*** Exercise data Section Begins ***

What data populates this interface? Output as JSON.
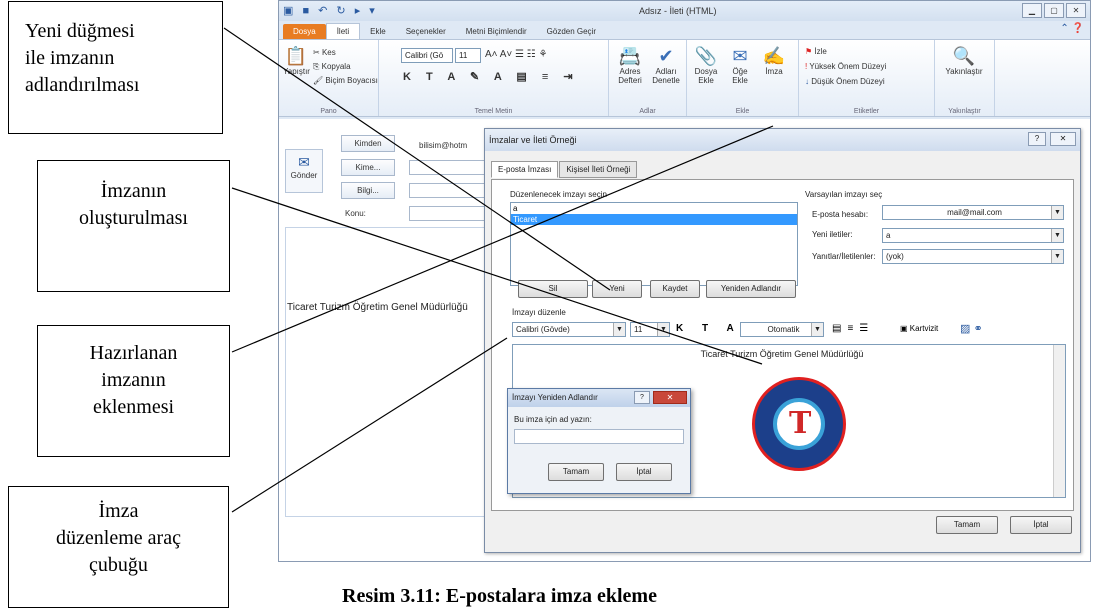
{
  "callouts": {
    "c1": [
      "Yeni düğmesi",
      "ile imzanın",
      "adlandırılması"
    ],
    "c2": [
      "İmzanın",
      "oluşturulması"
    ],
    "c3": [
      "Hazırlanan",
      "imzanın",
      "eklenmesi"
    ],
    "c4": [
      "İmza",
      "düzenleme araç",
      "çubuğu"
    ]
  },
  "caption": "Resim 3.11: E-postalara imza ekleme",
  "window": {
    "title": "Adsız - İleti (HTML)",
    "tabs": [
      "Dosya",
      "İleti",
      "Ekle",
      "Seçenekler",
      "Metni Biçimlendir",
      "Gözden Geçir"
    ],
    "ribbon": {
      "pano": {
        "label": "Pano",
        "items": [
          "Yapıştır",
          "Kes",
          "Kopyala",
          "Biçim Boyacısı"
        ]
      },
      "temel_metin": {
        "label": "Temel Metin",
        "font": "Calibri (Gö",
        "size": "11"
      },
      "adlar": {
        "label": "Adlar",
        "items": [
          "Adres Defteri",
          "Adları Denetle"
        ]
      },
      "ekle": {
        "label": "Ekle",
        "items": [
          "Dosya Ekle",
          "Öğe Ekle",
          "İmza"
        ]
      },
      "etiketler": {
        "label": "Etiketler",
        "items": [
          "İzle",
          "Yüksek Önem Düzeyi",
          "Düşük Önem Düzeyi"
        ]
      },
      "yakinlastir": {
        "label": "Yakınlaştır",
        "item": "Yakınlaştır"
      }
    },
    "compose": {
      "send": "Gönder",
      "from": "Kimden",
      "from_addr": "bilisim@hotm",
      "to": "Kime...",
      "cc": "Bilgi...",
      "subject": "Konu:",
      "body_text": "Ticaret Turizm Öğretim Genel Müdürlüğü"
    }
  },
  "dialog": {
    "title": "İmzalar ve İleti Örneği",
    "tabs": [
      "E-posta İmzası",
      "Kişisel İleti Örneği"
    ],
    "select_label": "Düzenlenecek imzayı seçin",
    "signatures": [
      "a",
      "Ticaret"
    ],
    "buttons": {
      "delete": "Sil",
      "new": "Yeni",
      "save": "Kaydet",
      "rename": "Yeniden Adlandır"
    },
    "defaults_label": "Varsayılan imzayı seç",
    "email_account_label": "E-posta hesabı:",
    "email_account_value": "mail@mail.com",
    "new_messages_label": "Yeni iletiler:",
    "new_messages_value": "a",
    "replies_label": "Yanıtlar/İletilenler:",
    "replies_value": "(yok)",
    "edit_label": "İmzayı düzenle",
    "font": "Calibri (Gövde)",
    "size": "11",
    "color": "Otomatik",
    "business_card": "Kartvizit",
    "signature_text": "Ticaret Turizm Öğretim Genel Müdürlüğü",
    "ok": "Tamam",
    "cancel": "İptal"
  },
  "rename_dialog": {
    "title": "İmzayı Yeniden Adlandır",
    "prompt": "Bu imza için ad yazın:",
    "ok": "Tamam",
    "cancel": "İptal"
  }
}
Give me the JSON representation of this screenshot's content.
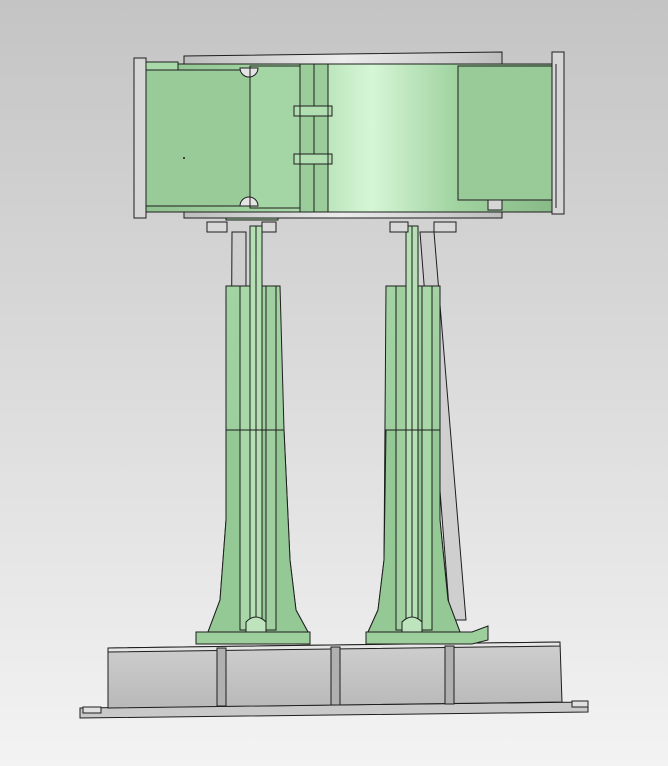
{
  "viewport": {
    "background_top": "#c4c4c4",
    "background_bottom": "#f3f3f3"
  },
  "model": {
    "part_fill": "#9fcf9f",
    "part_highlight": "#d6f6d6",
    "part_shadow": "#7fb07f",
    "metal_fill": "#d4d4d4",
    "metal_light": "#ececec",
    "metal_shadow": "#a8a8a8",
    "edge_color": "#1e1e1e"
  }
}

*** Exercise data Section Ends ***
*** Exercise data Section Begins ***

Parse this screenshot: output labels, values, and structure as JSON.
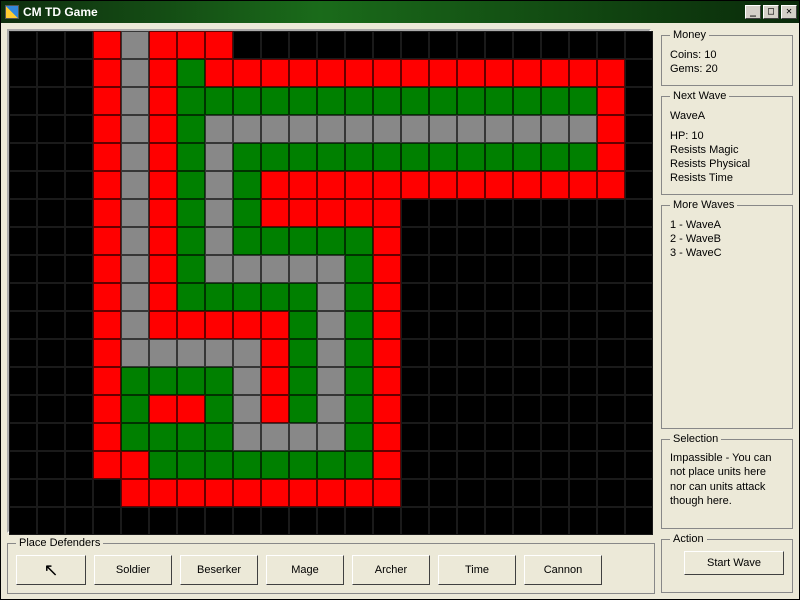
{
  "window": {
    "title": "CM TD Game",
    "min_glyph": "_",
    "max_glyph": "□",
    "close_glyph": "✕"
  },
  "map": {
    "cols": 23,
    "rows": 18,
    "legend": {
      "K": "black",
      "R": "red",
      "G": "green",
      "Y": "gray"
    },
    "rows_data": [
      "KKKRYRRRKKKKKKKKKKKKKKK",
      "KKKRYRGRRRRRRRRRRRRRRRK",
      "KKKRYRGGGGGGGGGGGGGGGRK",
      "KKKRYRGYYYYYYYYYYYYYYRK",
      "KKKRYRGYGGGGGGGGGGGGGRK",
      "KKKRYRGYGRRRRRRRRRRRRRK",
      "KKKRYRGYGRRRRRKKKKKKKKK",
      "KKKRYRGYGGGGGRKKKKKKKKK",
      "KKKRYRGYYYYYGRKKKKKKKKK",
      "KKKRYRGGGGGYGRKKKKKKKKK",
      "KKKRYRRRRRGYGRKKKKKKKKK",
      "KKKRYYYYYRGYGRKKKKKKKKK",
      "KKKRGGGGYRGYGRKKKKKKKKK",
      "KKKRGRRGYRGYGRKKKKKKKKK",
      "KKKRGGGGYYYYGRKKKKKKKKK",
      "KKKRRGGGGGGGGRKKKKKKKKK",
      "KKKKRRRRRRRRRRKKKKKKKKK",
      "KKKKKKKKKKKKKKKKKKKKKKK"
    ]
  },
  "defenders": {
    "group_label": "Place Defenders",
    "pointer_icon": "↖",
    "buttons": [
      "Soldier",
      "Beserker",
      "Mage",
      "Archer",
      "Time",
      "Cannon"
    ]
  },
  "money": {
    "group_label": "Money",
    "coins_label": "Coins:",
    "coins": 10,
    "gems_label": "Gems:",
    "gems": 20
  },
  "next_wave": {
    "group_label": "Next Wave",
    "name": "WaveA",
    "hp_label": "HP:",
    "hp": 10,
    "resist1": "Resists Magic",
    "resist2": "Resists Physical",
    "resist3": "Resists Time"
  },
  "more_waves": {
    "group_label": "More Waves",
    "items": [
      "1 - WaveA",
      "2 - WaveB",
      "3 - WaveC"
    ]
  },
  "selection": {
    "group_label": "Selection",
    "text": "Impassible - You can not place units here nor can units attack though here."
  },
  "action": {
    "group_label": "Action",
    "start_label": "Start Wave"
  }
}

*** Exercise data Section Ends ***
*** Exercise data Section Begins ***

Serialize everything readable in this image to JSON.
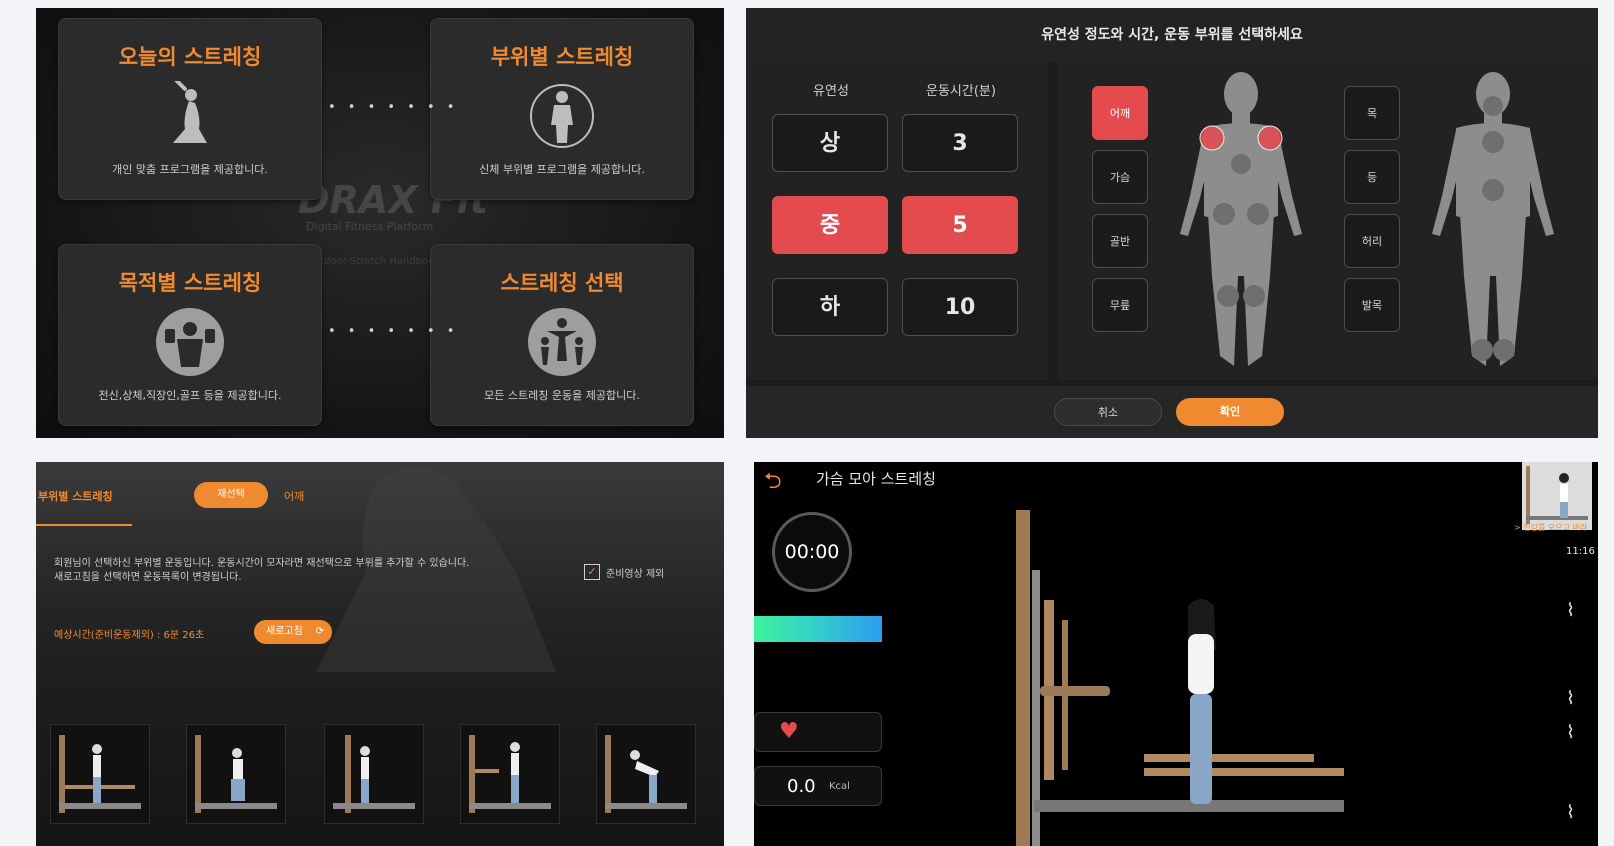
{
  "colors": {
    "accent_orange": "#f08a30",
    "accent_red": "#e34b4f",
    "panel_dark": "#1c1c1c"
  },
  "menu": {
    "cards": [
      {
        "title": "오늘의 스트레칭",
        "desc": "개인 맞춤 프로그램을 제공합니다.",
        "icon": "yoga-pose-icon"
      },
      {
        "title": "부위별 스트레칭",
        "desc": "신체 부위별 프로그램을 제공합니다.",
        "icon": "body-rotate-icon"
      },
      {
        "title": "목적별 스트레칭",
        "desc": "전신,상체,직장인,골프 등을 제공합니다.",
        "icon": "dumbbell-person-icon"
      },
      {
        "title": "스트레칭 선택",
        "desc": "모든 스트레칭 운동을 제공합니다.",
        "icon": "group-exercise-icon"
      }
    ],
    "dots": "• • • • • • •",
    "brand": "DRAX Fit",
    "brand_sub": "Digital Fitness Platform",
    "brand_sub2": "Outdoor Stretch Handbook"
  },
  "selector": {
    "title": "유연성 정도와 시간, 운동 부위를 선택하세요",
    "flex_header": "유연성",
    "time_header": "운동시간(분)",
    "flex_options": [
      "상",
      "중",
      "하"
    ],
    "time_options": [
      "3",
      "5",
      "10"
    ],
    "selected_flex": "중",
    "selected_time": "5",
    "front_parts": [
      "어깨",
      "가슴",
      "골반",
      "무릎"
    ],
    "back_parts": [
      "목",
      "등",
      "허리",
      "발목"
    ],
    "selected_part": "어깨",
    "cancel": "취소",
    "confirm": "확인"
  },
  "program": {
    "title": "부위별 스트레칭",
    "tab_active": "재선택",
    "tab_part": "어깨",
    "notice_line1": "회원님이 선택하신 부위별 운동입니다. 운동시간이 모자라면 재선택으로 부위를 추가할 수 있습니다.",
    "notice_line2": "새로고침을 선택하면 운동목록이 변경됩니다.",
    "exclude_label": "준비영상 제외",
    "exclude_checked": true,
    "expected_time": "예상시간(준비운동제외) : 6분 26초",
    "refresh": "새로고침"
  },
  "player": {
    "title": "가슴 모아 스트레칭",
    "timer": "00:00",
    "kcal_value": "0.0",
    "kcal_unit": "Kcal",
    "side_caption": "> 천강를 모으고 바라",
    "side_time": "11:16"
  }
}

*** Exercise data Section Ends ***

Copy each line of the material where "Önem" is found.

### [Reply to the task]
          "Yüksek Önem Düzeyi",
          "Düşük Önem Düzeyi"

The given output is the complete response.